“Leaps in capability are vital as we work to complicate the calculus of our adversaries,” Brig. Gen. Ryan Britton, program executive officier for the airlift directorate, explained in a news release.
“By leveraging commercial investment to drive new technologies into the Air Force, we are able to maximize our payback on Department of Defense investments,” Britton said. “The Presidential and Executive Airlift Directorate is proud to support Hermeus in making this game-changing capability a reality as we look to recapitalize the fleet in the future.”
Hermeus says it brought its Mach 5 concept from design to test in just nine months. The test campaign served to reduce risk for Hermeus’ turbine-based combined cycle engine architecture, and demonstrated the team’s ability to execute projects efficiently.
“Using our pre-cooler technology, we’ve taken an off-the-shelf gas turbine engine and operated it at flight speed conditions faster than the famed SR-71,” said Glenn Case, Hermeus’ chief technical officer. “In addition, we’ve pushed the ramjet mode to Mach 4-5 conditions, demonstrating full-range hypersonic air-breathing propulsion capability.”
There are a couple of connections between Hermeus and Blue Origin, Amazon CEO Jeff Bezos’ space venture. Before joining Hermeus, Case worked as a propulsion design and engineer at Blue Origin. And one of Hermeus’ advisers is Rob Meyerson, Blue Origin’s former president.
This report was published on Cosmic Log. Accept no substitutes.
HyperSciences has raised more than $9 million for its hypersonic blaster technology using an unusual crowdfunding model, but now it’s working to attract millions more in investment the old-fashioned way.
The six-year-old venture in Spokane, Wash., founded by CEO Mark Russell and backed by Seattle startup veteran Mike McSherry, is in the midst of a funding round that’s offering up to $3.95 million in equity. More than $1.6 million of that equity has already been sold, coming on the heels of a $9.2 million equity-based crowdfunding campaign that made use of the SeedInvest and Crowdcube online platforms.
About 4,000 investors got in on the campaign, which ended last year and morphed into the current investment round, Russell said. “We had investors putting in from $2,000 to … you know, some invested over $100,000,” he told GeekWire. “We’d always built the company to be a starting point for a public company.”

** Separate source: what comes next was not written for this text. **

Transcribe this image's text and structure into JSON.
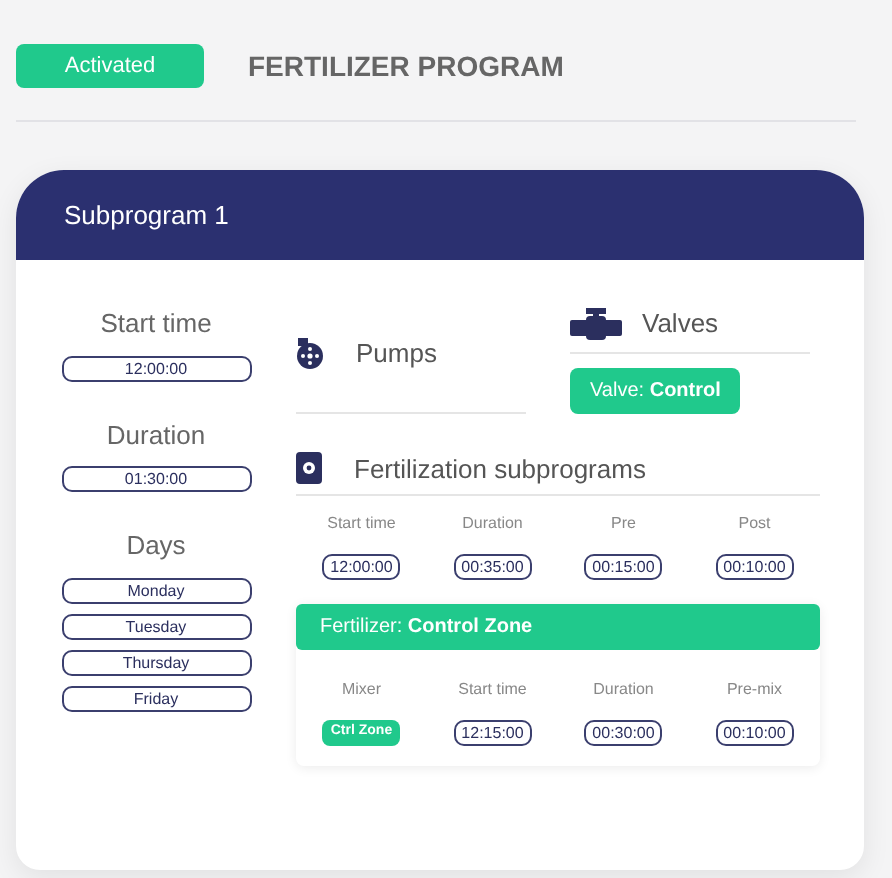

For Russell and his team, the true bottom line is to build a solid foundation for the next stage of HyperSciences’ efforts to harness the company’s ram accelerator technology, which came out of a collaboration with the University of Washington.